Nearly three times as many workers have been on prescription drugs on the job, but only 7.28% reported that they had taken the drugs recreationally, and 95.36% had obtained the medication legally, with a doctor’s prescription.

Check out the infographic below for more of the study’s findings on drug use in the workplace, and who some of the riskiest employees may be:

Drugs at work infographic


Workers Compensation Florida

A recent development in Florida has jumped that state to the front of the age old workers comp debate between employers and their workers. On August 13, Miami-Dade Circuit Judge Jorge Cueto declared the state’s workers’ compensation exclusive remedy statute (440.01 et seq.) unconstitutional on the grounds that the benefits given to injured employees by the law no longer provide a fair exchange for the surrender of an employee’s right to sue the employer for negligence damages. “The benefits in the act have been so decimated that it no longer provides a reasonable alternative,” said Judge Cueto.

For years, workers rights attorneys in Florida have been asking judges to strike down the Florida workers compensation law. They argue that successive state legislatures have continually eroded the benefits that injured employees receive under the workers comp system. Employers and some legislators counter that high workers comp insurance premiums have those changes necessary in order to stabilize the state’s economy.

For now, Judge Cueto’s ruling will not impact areas outside of Miami-Dade’s judicial circuit.

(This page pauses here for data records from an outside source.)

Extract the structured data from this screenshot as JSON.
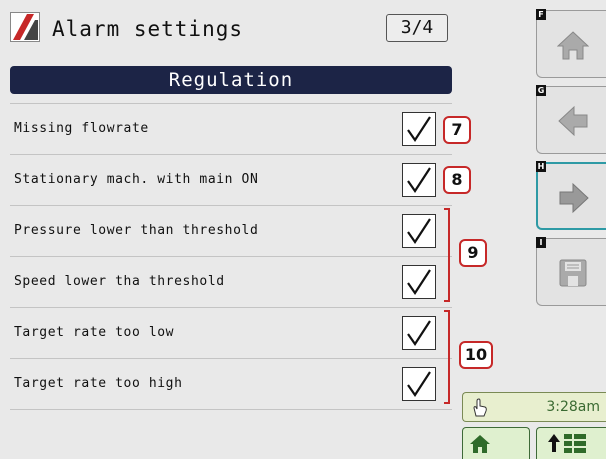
{
  "header": {
    "title": "Alarm settings",
    "page_indicator": "3/4"
  },
  "section": {
    "title": "Regulation"
  },
  "rows": [
    {
      "label": "Missing flowrate",
      "checked": true
    },
    {
      "label": "Stationary mach. with main ON",
      "checked": true
    },
    {
      "label": "Pressure lower than threshold",
      "checked": true
    },
    {
      "label": "Speed lower tha threshold",
      "checked": true
    },
    {
      "label": "Target rate too low",
      "checked": true
    },
    {
      "label": "Target rate too high",
      "checked": true
    }
  ],
  "callouts": [
    "7",
    "8",
    "9",
    "10"
  ],
  "side_buttons": [
    {
      "key": "F",
      "icon": "home-icon"
    },
    {
      "key": "G",
      "icon": "arrow-left-icon"
    },
    {
      "key": "H",
      "icon": "arrow-right-icon",
      "active": true
    },
    {
      "key": "I",
      "icon": "save-icon"
    }
  ],
  "status": {
    "time": "3:28am",
    "icon": "touch-hand-icon"
  },
  "bottom_buttons": [
    {
      "icon": "home-icon"
    },
    {
      "icon": "up-arrow-grid-icon"
    }
  ],
  "colors": {
    "section_bar": "#1c2446",
    "callout_border": "#c62828",
    "active_border": "#2e9aa5",
    "status_text": "#3a6a32"
  }
}
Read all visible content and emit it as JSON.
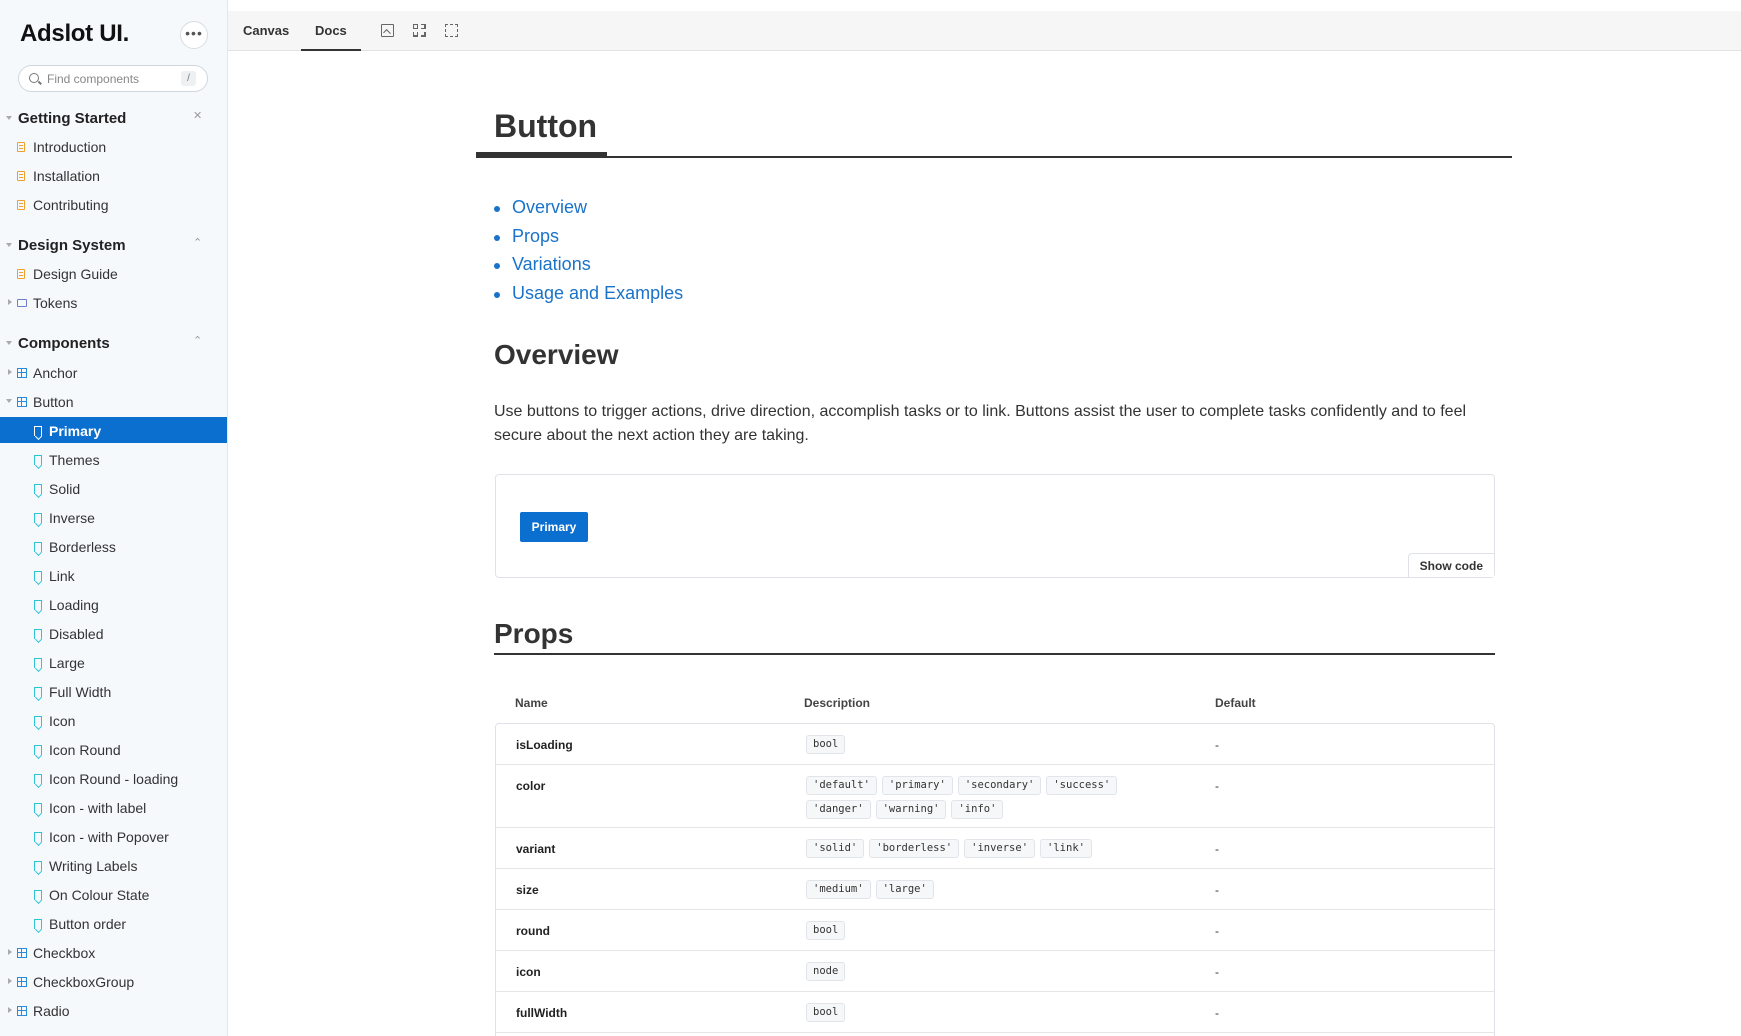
{
  "app": {
    "brand": "Adslot UI.",
    "search_placeholder": "Find components",
    "search_shortcut": "/"
  },
  "sidebar": {
    "getting_started": {
      "title": "Getting Started",
      "items": [
        "Introduction",
        "Installation",
        "Contributing"
      ]
    },
    "design_system": {
      "title": "Design System",
      "items": [
        "Design Guide",
        "Tokens"
      ]
    },
    "components": {
      "title": "Components",
      "items": [
        "Anchor",
        "Button",
        "Checkbox",
        "CheckboxGroup",
        "Radio"
      ],
      "button_stories": [
        "Primary",
        "Themes",
        "Solid",
        "Inverse",
        "Borderless",
        "Link",
        "Loading",
        "Disabled",
        "Large",
        "Full Width",
        "Icon",
        "Icon Round",
        "Icon Round - loading",
        "Icon - with label",
        "Icon - with Popover",
        "Writing Labels",
        "On Colour State",
        "Button order"
      ],
      "active_story": "Primary"
    }
  },
  "toolbar": {
    "tabs": [
      "Canvas",
      "Docs"
    ],
    "active_tab": "Docs",
    "icons": [
      "image-icon",
      "grid-icon",
      "outline-icon"
    ]
  },
  "page": {
    "title": "Button",
    "toc": [
      "Overview",
      "Props",
      "Variations",
      "Usage and Examples"
    ],
    "overview": {
      "heading": "Overview",
      "text": "Use buttons to trigger actions, drive direction, accomplish tasks or to link. Buttons assist the user to complete tasks confidently and to feel secure about the next action they are taking."
    },
    "preview": {
      "button_label": "Primary",
      "show_code": "Show code"
    },
    "props": {
      "heading": "Props",
      "columns": [
        "Name",
        "Description",
        "Default"
      ],
      "rows": [
        {
          "name": "isLoading",
          "values": [
            "bool"
          ],
          "default": "-"
        },
        {
          "name": "color",
          "values": [
            "'default'",
            "'primary'",
            "'secondary'",
            "'success'",
            "'danger'",
            "'warning'",
            "'info'"
          ],
          "default": "-"
        },
        {
          "name": "variant",
          "values": [
            "'solid'",
            "'borderless'",
            "'inverse'",
            "'link'"
          ],
          "default": "-"
        },
        {
          "name": "size",
          "values": [
            "'medium'",
            "'large'"
          ],
          "default": "-"
        },
        {
          "name": "round",
          "values": [
            "bool"
          ],
          "default": "-"
        },
        {
          "name": "icon",
          "values": [
            "node"
          ],
          "default": "-"
        },
        {
          "name": "fullWidth",
          "values": [
            "bool"
          ],
          "default": "-"
        }
      ]
    }
  },
  "colors": {
    "accent": "#0b6fcf",
    "link": "#1a73c8",
    "sidebar_bg": "#f6f9fc"
  }
}
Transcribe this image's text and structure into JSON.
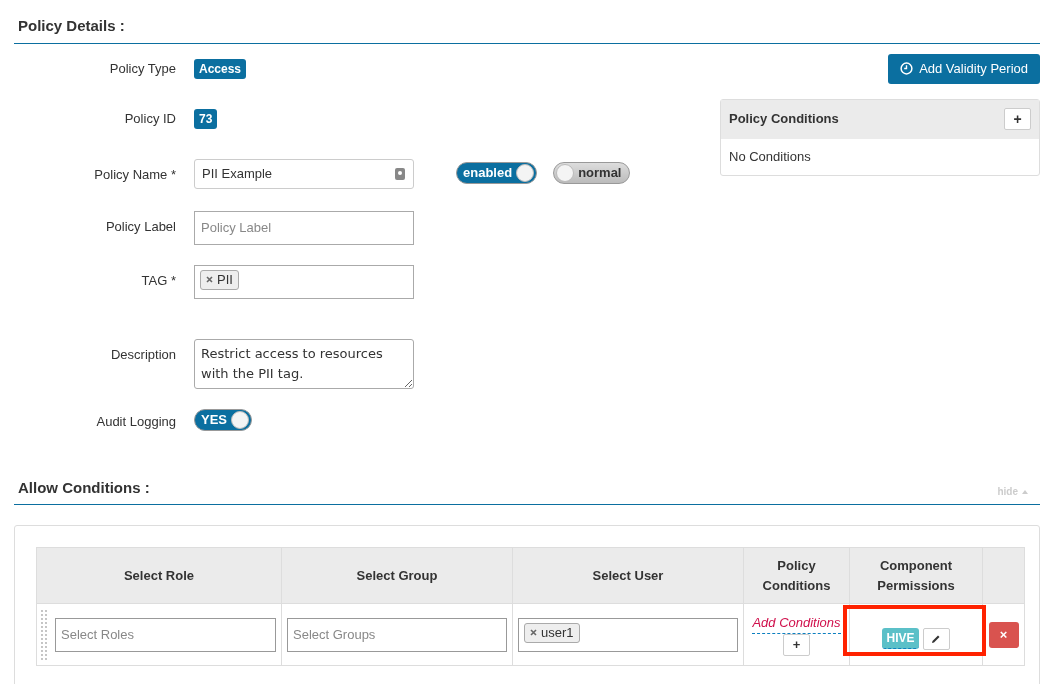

Florida Attorney General Pam Bondi, who has received criticism for not directly intervening in the Miami-Dade case on behalf of the state, has filed an appeal to Judge Cueto for a rehearing. If that appeal is denied, as seems likely, then the case could eventually make its way to the Florida Supreme Court. Should the Supreme Court uphold Judge Cueto’s ruling then workers throughout the state will be able to settle their workers compensation claims, then file a civil claim to recover additional benefits.

This case will join other cases challenging parts of Florida’s workers comp statutes. The state Supreme Court is considering an appeal from an injured firefighter who was left with no income after his temporary wage-loss benefits expired.